In addition to her parents, she is survived by a brother, Carson James Wilcox; maternal grandmother, Cathy Sabin of Fulton; paternal grandparents, Scott and Robin Hoyt and John and Robin Wilcox all of Fulton; aunts, Chrissie Griffith and Amanda Sabin both of Fulton; cousins, Alexandrea and Logan Wilcox.

Calling hours were Monday, Nov. 18 with services after the calling hours at Foster Funeral Home, 910 Fay St., Fulton.

Burial will be in Mount Adnah Cemetery.

Evan Hoffman, enjoyed hunting and fishing

Evan E. Hoffman, 42, of Fulton died Wednesday Nov. 13 at home.

He was born in Oswego, NY and Evan had remained a life resident of Fulton. He currently worked with Hubbard Farms, Granby.

Evan enjoyed hunting and fishing.

He was pre-deceased by his father Samuel Hoffman and brother Roger Hoffman.

Evan is survived by his wife of one year, Stephanie Hoffman of Fulton; daughter Christina Yanock of Fulton; stepson Francis Brockway Jr., of Fulton; two sons,  Dakota and Dylan Hoffman, both of Fulton; mother, Sonja (Kim) Becker of Fulton; maternal grandfather, Seth Loomis; three siblings, Samuel Hoffman, Ella Bonnell, and Heather Smith, all of Fulton; two step siblings, Chester Hoffman of Hannibal and Shirley Hoffman of Weedsport; and several aunts, uncles, nieces, nephews and cousins.

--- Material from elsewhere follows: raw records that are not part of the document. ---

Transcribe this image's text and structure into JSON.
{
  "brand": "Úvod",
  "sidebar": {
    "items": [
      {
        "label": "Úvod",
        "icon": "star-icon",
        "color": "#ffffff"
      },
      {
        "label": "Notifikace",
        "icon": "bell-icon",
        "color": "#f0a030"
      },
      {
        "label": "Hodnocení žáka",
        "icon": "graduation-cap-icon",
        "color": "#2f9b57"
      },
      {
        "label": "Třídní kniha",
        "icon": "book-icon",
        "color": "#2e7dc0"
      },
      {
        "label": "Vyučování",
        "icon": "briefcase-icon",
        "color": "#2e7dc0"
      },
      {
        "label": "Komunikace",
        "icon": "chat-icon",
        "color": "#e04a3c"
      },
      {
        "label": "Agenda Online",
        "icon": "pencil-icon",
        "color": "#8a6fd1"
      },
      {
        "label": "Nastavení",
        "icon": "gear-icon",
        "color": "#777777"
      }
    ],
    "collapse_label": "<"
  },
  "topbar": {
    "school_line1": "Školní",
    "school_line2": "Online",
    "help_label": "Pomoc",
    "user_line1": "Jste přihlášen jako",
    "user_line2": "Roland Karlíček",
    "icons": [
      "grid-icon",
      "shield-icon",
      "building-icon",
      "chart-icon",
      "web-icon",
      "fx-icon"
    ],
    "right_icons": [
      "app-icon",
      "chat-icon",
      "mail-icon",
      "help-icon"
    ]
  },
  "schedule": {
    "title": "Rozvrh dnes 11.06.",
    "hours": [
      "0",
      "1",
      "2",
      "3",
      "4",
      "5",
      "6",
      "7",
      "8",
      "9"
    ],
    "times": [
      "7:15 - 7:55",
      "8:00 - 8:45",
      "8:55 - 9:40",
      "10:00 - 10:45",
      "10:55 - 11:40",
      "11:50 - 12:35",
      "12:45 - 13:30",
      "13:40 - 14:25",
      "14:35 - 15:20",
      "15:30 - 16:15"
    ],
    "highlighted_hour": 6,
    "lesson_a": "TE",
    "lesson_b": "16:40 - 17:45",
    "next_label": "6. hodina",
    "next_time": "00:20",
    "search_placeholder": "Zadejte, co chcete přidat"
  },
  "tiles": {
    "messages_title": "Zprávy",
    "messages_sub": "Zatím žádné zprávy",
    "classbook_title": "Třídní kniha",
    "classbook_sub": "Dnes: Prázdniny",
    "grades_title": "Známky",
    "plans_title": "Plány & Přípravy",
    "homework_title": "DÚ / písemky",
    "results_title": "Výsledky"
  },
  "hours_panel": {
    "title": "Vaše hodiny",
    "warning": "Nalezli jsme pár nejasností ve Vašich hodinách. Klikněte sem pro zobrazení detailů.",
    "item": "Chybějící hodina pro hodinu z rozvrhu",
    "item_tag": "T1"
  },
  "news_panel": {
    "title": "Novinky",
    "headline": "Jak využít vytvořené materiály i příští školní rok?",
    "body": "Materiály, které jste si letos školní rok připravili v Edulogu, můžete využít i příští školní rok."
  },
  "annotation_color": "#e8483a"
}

Funeral Services will be held at 10:45 a.m. Saturday, Nov. 23 at the Sugar Funeral Home, Inc., 224 W. 2nd St. S. Fulton.

Burial will be held privately. Calling hours will be conducted from 9 to 10:45 a.m. Saturday Nov. 23 at the Sugar Funeral Home, Inc., Fulton.

C. Lorraine Fox, Lycoming Methodist Church member

C. Lorraine Fox, 85, of New Haven, died Sunday Sept. 29, 2013, at her home surrounded by family.

Daughter of the late Kenneth “Mack” Ryder and Clara MacDougal (Ryder) Stevens, she as a member of the Lycoming Methodist Church.

She was predeceased by her husband of 50 years, Ross Fox, in 1999, and her only daughter, Rosszine Piepoli, in 2005.

Surviving are grandchildren, Paul Piepoli of New Haven, Pamela (Stephan) Sovine of Florida, Angela Piepoli Lane of Syracuse; granddaughter-in-law Sally Mannise Piepoli; six great grandchildren; sisters Lillian Wallace, 90, of New Haven, Rosalind Wallace, 87, of Fulton and Violet Pringle, 84, of Fulton.

Memorial service will be held at 1 p.m. Wednesday Nov. 27 at the Lycoming Methodist Church. Burial will be in North Scriba Cemetery.

The family will receive friends and family at the church from noon to 1 p.m. prior to the services.

Arrangements in care of Harter Funeral Home, Mexico, NY.

“We love you Gram…the circle won’t break.”

Your hometown. Your news.